The good news is that the nation's stock dividends are growing, which helps investors looking for alternatives during a period in which fixed-rate yields are down.
The bad news is that those dividends aren't increasing nearly as much as investors would like.
Dividends were boosted by 124 companies in January. That's 11 percent more than that same month a year ago but 16 percent less than in January 1990.
The average stock dividend is less than 3 percent, low by anyone's standards. Nonetheless, many higher-yielding choices are readily available. Trusty electric utilities, for example, feature an average yield of nearly 6 percent.
"Investors will increasingly be looking for higher stock dividends, since interest rates should stay where they are for a while and there is no takeover game to boost bond yields," said Joseph Lisanti, senior editor of the Standard & Poor's Outlook investment letter.
"This won't be a gang-buster year for dividend increases, with only about a 3 percent or 4 percent gain, but that should improve considerably in 1993 due to an improved economy," Mr. Lisanti said.

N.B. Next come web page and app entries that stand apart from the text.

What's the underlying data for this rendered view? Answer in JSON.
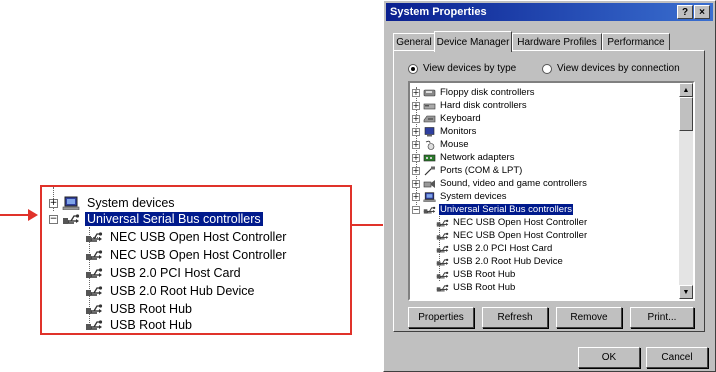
{
  "callout": {
    "items": [
      {
        "label": "System devices",
        "expanded": false,
        "icon": "computer-icon"
      },
      {
        "label": "Universal Serial Bus controllers",
        "expanded": true,
        "selected": true,
        "icon": "usb-icon"
      }
    ],
    "children": [
      "NEC USB Open Host Controller",
      "NEC USB Open Host Controller",
      "USB 2.0 PCI Host Card",
      "USB 2.0 Root Hub Device",
      "USB Root Hub",
      "USB Root Hub"
    ],
    "accent_color": "#e0322a"
  },
  "dialog": {
    "title": "System Properties",
    "help_button": "?",
    "close_button": "×",
    "tabs": [
      "General",
      "Device Manager",
      "Hardware Profiles",
      "Performance"
    ],
    "active_tab": "Device Manager",
    "view_by_type": "View devices by type",
    "view_by_connection": "View devices by connection",
    "tree": [
      {
        "label": "Floppy disk controllers",
        "icon": "floppy-icon"
      },
      {
        "label": "Hard disk controllers",
        "icon": "disk-icon"
      },
      {
        "label": "Keyboard",
        "icon": "keyboard-icon"
      },
      {
        "label": "Monitors",
        "icon": "monitor-icon"
      },
      {
        "label": "Mouse",
        "icon": "mouse-icon"
      },
      {
        "label": "Network adapters",
        "icon": "network-icon"
      },
      {
        "label": "Ports (COM & LPT)",
        "icon": "port-icon"
      },
      {
        "label": "Sound, video and game controllers",
        "icon": "sound-icon"
      },
      {
        "label": "System devices",
        "icon": "computer-icon"
      },
      {
        "label": "Universal Serial Bus controllers",
        "icon": "usb-icon",
        "selected": true,
        "expanded": true
      }
    ],
    "usb_children": [
      "NEC USB Open Host Controller",
      "NEC USB Open Host Controller",
      "USB 2.0 PCI Host Card",
      "USB 2.0 Root Hub Device",
      "USB Root Hub",
      "USB Root Hub"
    ],
    "buttons": {
      "properties": "Properties",
      "refresh": "Refresh",
      "remove": "Remove",
      "print": "Print...",
      "ok": "OK",
      "cancel": "Cancel"
    },
    "selection_color": "#001a8c",
    "title_color": "#0a1f8f"
  }
}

"The dividend picture reflects the cyclicality of business, and the dividends won't be as good as the earnings increases for a while," said Bruce Baughman, portfolio manager for the Franklin Rising Dividend Fund, which rose 36 percent in 1991. "There's been some talk in Washington that Congress might do something about the double taxation of dividends, and, if so, this would really loosen the purse strings," said James Coxon, head of equity investment for Kemper Financial Services.
Mr. Lisanti favors Long Island Lighting (recently a 7.3 percent dividend yield), which, after the "mothballing" of its Shoreham nuclear plant, has an agreement with New York regulators for 4 percent to 5 percent rate increases over the next 10 years.

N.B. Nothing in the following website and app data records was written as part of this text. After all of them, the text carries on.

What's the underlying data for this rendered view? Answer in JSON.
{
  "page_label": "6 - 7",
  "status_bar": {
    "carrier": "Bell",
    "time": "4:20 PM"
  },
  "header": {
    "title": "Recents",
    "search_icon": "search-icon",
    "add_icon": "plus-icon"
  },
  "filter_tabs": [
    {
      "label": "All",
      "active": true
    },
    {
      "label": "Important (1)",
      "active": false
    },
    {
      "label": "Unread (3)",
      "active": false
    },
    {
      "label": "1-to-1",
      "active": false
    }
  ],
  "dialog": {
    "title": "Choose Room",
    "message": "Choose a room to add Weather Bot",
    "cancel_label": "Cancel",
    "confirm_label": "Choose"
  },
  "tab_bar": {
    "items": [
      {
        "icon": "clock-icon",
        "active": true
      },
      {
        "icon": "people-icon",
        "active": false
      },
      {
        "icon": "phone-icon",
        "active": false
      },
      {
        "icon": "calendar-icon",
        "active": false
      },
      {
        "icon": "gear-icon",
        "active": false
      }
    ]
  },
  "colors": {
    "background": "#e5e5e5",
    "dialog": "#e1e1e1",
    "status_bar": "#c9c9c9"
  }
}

Another utility, Florida Progress (6.5 percent yield), has increased dividends for 39 straight years and is likely to continue this "badge of honor," he said.
Atlanta Gas Light (5.8 percent yield) is in a growing service area, has boosted its dividend in each of the past five years and offers the possibility of price appreciation.

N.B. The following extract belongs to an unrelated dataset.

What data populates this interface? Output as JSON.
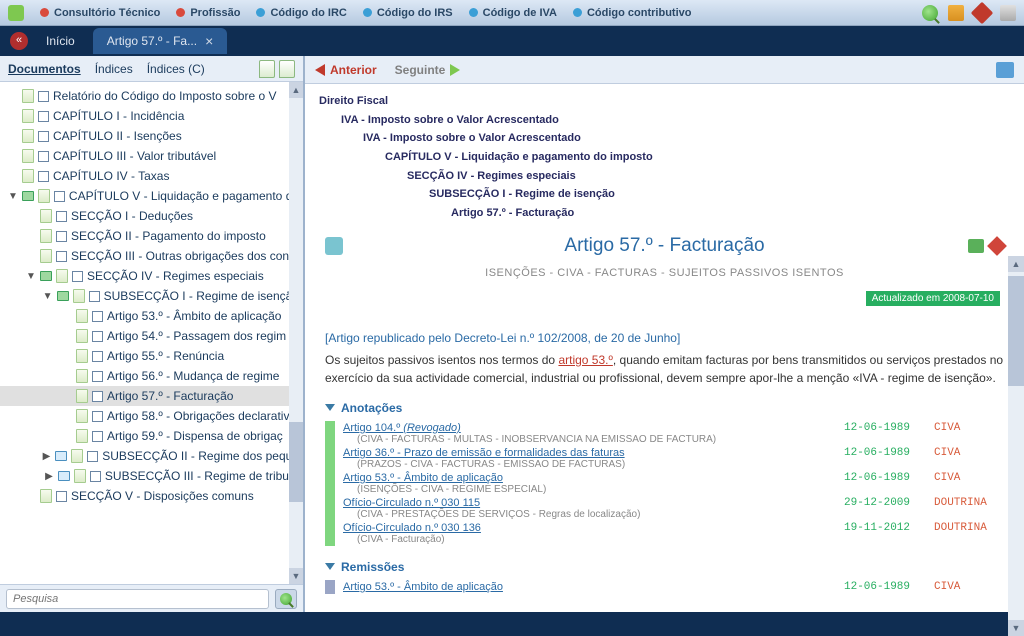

Sears Roebuck (4.6 percent yield) has a secure dividend and Mr. Lisanti considers it a "sleeping giant."
Mobil Corp. (5.1 percent yield) offers a secure dividend in a strong worldwide oil company with efficient refining and marketing. Eventually, oil prices will rise and Mobil will benefit, Mr. Lisanti said.
Among preferred stocks, he said, USX (9 percent yield, but adjustable to a minimum of 7.5 percent and maximum of 15.75 percent) offers excellent potential for return. BankAmerica Corp. preferred "A" (7.3 percent yield, but adjustable to a minimum of 6.5 percent and maximum of 14.5 percent) is an investment in a company with excellent prospects, he said.
Mr. Coxon is high on the regional Bell spin-off companies because they offer good returns and reasonable price appreciation. Favorites are NYNEX Corp. (6.1 percent yield) and BellSouth Corp. (5.8 percent). In natural gas stocks, he likes Sonat Inc. (6.6 percent) and Consolidated Natural Gas (5.5 percent).
Other Coxon picks are British Petroleum (7.5 percent), Meditrust (8 percent), International Business Machines (5.4 percent), American Express (4.7 percent), H.F. Ahmanson & Co. (4.8 percent) and Great Western Financial (4.8 percent).